A conference about cyber-security has admitted that the names of its conference attendees were exposed due to a security flaw. A security engineer poked around in the conferences app only to discover that it had limited security that allowed him to access the names of people attending the conference.
"[It] was the API from http://eventbase.com that was used by the RSA conference app," the researcher, who goes by svbl, explained to media. "[The] vulnerability was on event base' side."
Breach accessed through App API
Generously, Svbl tweeted out the steps he took to access the information and immediately alerted organizers to the weakness. Svbl said the database was discoverable via an unsecured API that could be accessed via credentials hard-coded into the app.
RSA immediately fixed the problem but they were coy about admitting that the flaw was a pretty obvious oversight for anyone in the business. The conference responded with a statement saying:
"Our initial investigation shows that 114 first and last names of RSA Conference Mobile App users were improperly accessed. No other personal information was accessed, and we have every indication that the incident has been contained."
For many in the industry, this response wasn’t good enough. The RSA website describes themselves saying, “Information is power. And wherever there’s power, there are people looking to steal it. But that’s also where you’ll find us. We’re RSA Conference. And we’re here to stand against cyberthreats around the world.”
Not the first data breach for RSA
Other Twitter users were quick to point out that the RSA had a similar security breach in 2014 when all the attendees names were able to be downloaded from the conferences app into SQLite DB. The conference this time, were lucky that svbl seemed to be poking around with the best of intentions.
"[I] only pulled a sample of data (~100 records) before I reported it to RSA directly and as you saw they fixed it very quick (which is awesome)," the researcher told media. SVBL confirmed that the method he had used to access the data was no longer available.
‘Thanks to @EventbaseTech / @RSAConference for fixing the data leak so quick! That is a great response time! Can confirm that the attendee data is not accessible anymore through the method I discovered,’ he Tweeted.
The conference which boats it has over 50,000 attendees will want to ensure it tightens up security before its next event which will be held next March in San Francisco. The discussion on Twitter regarding the breach continues.
The original friendly hacker who discovered the problem tweeted yesterday that they had been getting a huge amount of requests for the data being accessed. "I'm getting a surprising amount of people asking for a copy of the "RSA Attendee Data". In the spirit of full disclosure, I decided to publish everything here:’ he says.

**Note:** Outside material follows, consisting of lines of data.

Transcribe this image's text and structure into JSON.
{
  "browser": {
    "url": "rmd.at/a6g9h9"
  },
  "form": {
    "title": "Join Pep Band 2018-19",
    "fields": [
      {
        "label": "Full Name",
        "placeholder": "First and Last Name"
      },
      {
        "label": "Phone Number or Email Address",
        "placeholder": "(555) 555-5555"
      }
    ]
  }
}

I'm getting a surprising amount of people asking for a copy of the "RSA Attendee Data". In the spirit of full disclosure, I decided to publish everything here: https://t.co/Hi80YmXQ8M - Enjoy!— svbl (@svblxyz) April 21, 2018

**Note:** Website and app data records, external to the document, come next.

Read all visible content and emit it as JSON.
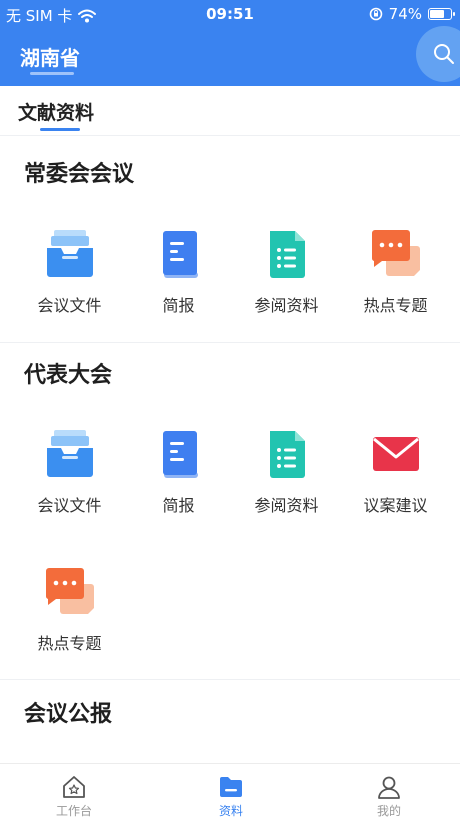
{
  "status_bar": {
    "carrier": "无 SIM 卡",
    "time": "09:51",
    "battery": "74%",
    "battery_level": 0.74
  },
  "header": {
    "title": "湖南省",
    "search_icon": "search-icon"
  },
  "tabs": {
    "active": "文献资料"
  },
  "sections": {
    "standing_committee": {
      "title": "常委会会议",
      "items": [
        "会议文件",
        "简报",
        "参阅资料",
        "热点专题"
      ]
    },
    "congress": {
      "title": "代表大会",
      "items": [
        "会议文件",
        "简报",
        "参阅资料",
        "议案建议",
        "热点专题"
      ]
    },
    "bulletin": {
      "title": "会议公报"
    }
  },
  "bottom_nav": {
    "items": [
      {
        "label": "工作台",
        "icon": "home-icon"
      },
      {
        "label": "资料",
        "icon": "folder-icon"
      },
      {
        "label": "我的",
        "icon": "user-icon"
      }
    ],
    "active_index": 1
  },
  "colors": {
    "primary": "#3a83f0",
    "folder_blue": "#3b8ff0",
    "doc_teal": "#22c4b0",
    "chat_orange": "#f36c3b",
    "mail_red": "#e8344a"
  }
}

Another Twitter users says they had submitted a paper to the conference about private keys in Android apps. They Tweet, ‘I assume that it was rejected because it couldn't possibly be a relevant problem that affects people.’

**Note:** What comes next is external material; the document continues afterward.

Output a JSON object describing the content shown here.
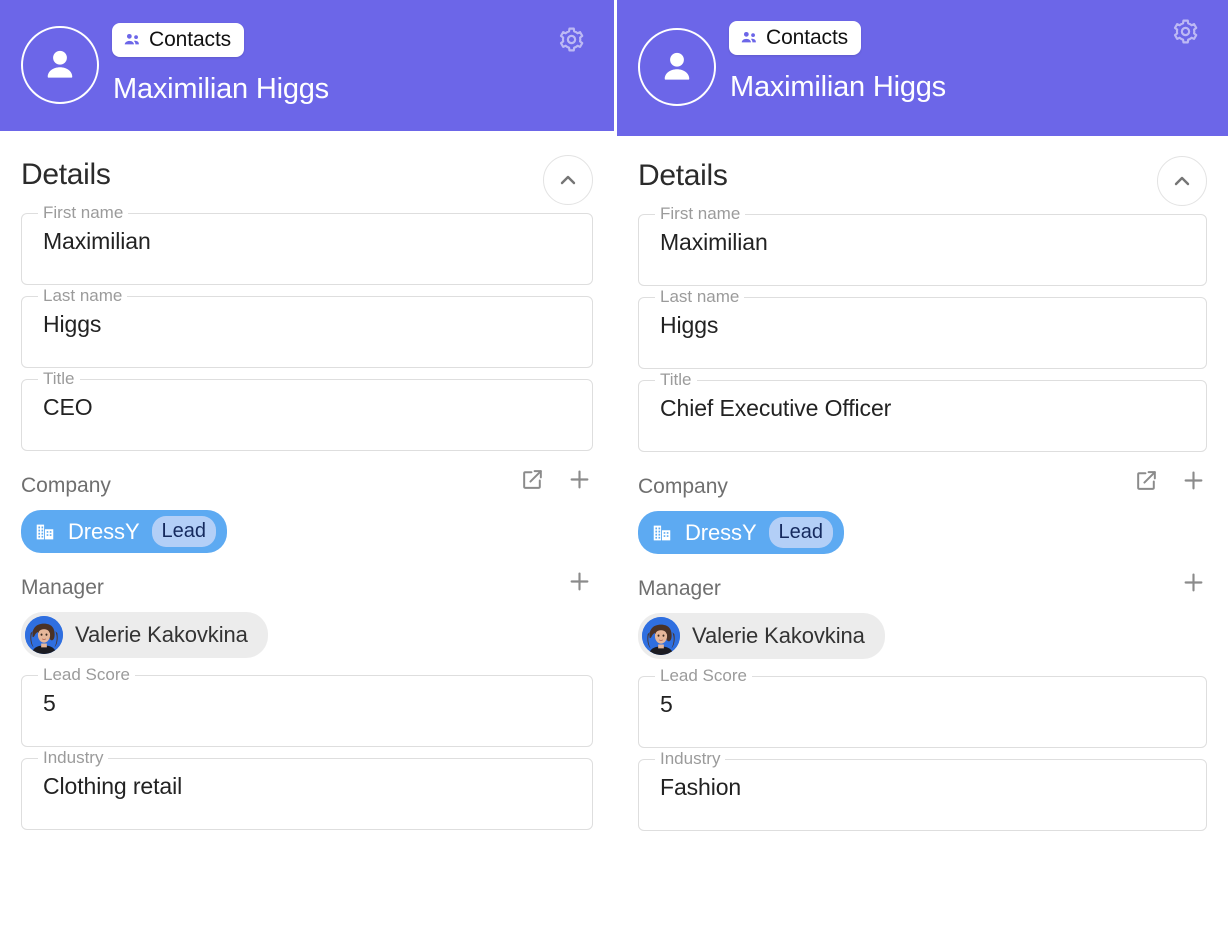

It's sort of funny that the talk I submitted to @RSAConference this year was about private keys in Android apps. I assume that it was rejected because it couldn't possibly be a relevant problem that affects people.https://t.co/d5XnFfVabf pic.twitter.com/8t5N8XoIH2— Will Dormann (@wdormann) April 20, 2018